After submitting the test reports, Savitri complained of vaginal irritation. The doctor suspected a sexually transmitted disease (STD) and asked Savitri to lie down so she could take her vaginal fluid. During the conversation, Savitri disclosed that her husband is HIV positive. The doctor immediately pulled back her hand and scolded Savitri for not informing her earlier. The doctor refused to take the vaginal sample and asked Savitri to get an Elisa test done.
After examining the report, which declared Savitri positive, the doctor refused to treat her and referred her to Dr Ravindran. He recommended fresh tests; Savitri had to spend another Rs 2,000. It was only later that Dr Ravindran got to know about Savitri's travails and accused the earlier doctor of discrimination. This, however, made things worse for Savitri, as Dr Ravindran went on a long leave, and Savitri had to again go to the doctor who had rejected her. Losing all hope and heavily in debt, Savitri and her husband returned to their home in Nehona in, Bihar.
Contrast this human tragedy to the lavish financial reality of the HIV/AIDS programme in India. Among the major national health programmes, finances for HIV/AIDS is second only to malaria. It has been occupying a prominent place since the beginning of the Ninth Five Year Plan, 1997. By the end of the Plan, the financial allocation for the HIV/AIDS programme was almost equal to that of the programme on malaria eradication. While the total outlay on malaria eradication has been Rs 9,630 million during 1997-2002, that of the HIV/AIDS programme has been Rs 7,280 million. According to the ministry of health, over the years, the financial allocation to the HIV/AIDS programme has recorded the highest growth (approximately 100 per cent rise during 1997-2002) among all national programmes.
Nearly 75 per cent of the total funds procured by the National AIDS Control Organisation (NACO) is officially diverted to prevention and awareness. Rs 40 billion has been spent in the National AIDS Control Programme or NACP-I and NACP-II since 1998 — towards prevention and awareness alone. A budget of Rs. 11,585 crore has recently been announced for NACP-III, of which a little over 75 per cent is towards prevention measures. (See table) Besides the major sources, there are several smaller organisations, national and international, involved in awareness-building and other prevention mechanisms through internal funds.
The question is — Are these massive expenditures and efforts towards prevention, and especially awareness, fulfilling their objectives? Especially when doctors, and that too of public hospitals, discriminate against HIV positive or AIDS patients? There must be hundreds of cases similar to those of Sadanand and Savitri. Christy Abraham, head of ActionAid's HIV and AIDS project in India, sums it up. “NACO's approach towards HIV/AIDS is narrow. We don't need to take AIDS as an enemy to combat. The focus should be on combating discrimination,” she says.

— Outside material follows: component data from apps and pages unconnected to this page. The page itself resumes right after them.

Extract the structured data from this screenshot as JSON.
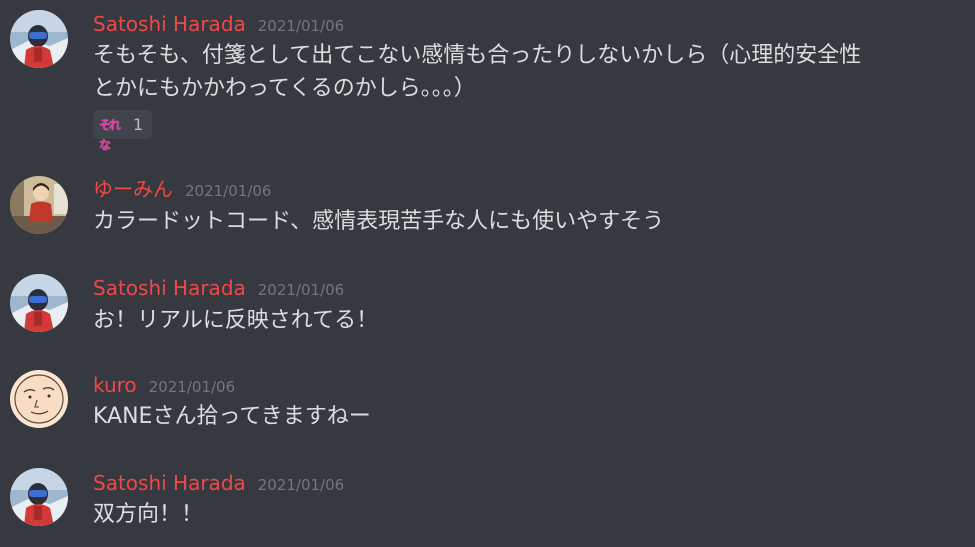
{
  "messages": [
    {
      "author": "Satoshi Harada",
      "timestamp": "2021/01/06",
      "avatar_icon": "ski-person-avatar",
      "lines": [
        "そもそも、付箋として出てこない感情も合ったりしないかしら（心理的安全性",
        "とかにもかかわってくるのかしら。。。）"
      ],
      "reaction": {
        "emoji": "それな",
        "emoji_icon": "sorena-emoji",
        "count": "1"
      }
    },
    {
      "author": "ゆーみん",
      "timestamp": "2021/01/06",
      "avatar_icon": "photo-person-avatar",
      "lines": [
        "カラードットコード、感情表現苦手な人にも使いやすそう"
      ]
    },
    {
      "author": "Satoshi Harada",
      "timestamp": "2021/01/06",
      "avatar_icon": "ski-person-avatar",
      "lines": [
        "お！リアルに反映されてる！"
      ]
    },
    {
      "author": "kuro",
      "timestamp": "2021/01/06",
      "avatar_icon": "drawn-face-avatar",
      "lines": [
        "KANEさん拾ってきますねー"
      ]
    },
    {
      "author": "Satoshi Harada",
      "timestamp": "2021/01/06",
      "avatar_icon": "ski-person-avatar",
      "lines": [
        "双方向！！"
      ]
    }
  ],
  "colors": {
    "background": "#36393f",
    "author": "#f04747",
    "timestamp": "#72767d",
    "message_text": "#dcddde",
    "reaction_bg": "#40444b"
  }
}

PK Hota, former secretary in the Union ministry of health, admits that NACO may have failed to utilise its funds properly. He claims that they have succeeded on the awareness front.

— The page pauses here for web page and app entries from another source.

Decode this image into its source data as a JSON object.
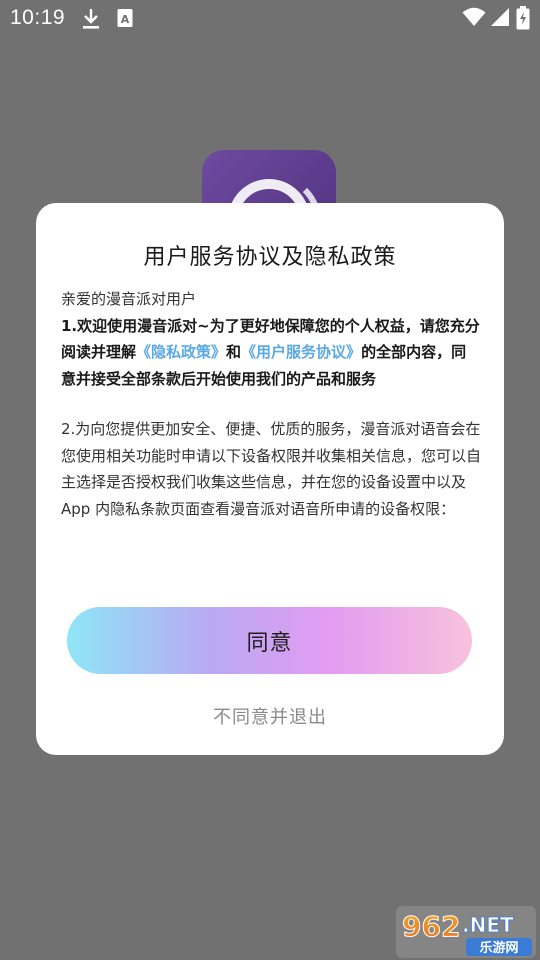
{
  "status_bar": {
    "time": "10:19",
    "left_icons": [
      "download-icon",
      "translate-icon"
    ],
    "right_icons": [
      "wifi-icon",
      "signal-icon",
      "battery-charging-icon"
    ]
  },
  "background_app": {
    "logo_icon": "app-logo-icon",
    "logo_color": "#5a3a8a"
  },
  "dialog": {
    "title": "用户服务协议及隐私政策",
    "greeting": "亲爱的漫音派对用户",
    "para1": {
      "before": "1.欢迎使用漫音派对~为了更好地保障您的个人权益，请您充分阅读并理解",
      "link1": "《隐私政策》",
      "middle": "和",
      "link2": "《用户服务协议》",
      "after": "的全部内容，同意并接受全部条款后开始使用我们的产品和服务"
    },
    "para2": "2.为向您提供更加安全、便捷、优质的服务，漫音派对语音会在您使用相关功能时申请以下设备权限并收集相关信息，您可以自主选择是否授权我们收集这些信息，并在您的设备设置中以及 App 内隐私条款页面查看漫音派对语音所申请的设备权限：",
    "agree_label": "同意",
    "disagree_label": "不同意并退出",
    "link_color": "#5aa9e6"
  },
  "watermark": {
    "number": "962",
    "suffix": ".NET",
    "subtitle": "乐游网"
  }
}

When a major chunk of the AIDS funds have gone to awareness generation, at the cost of care and treatment, how come the doctors have remained so unaware? What is the point of even doubling the funds allocated to the HIV/AIDS programme if doctors and public hospitals continue to be so brazenly insensitive and inhuman?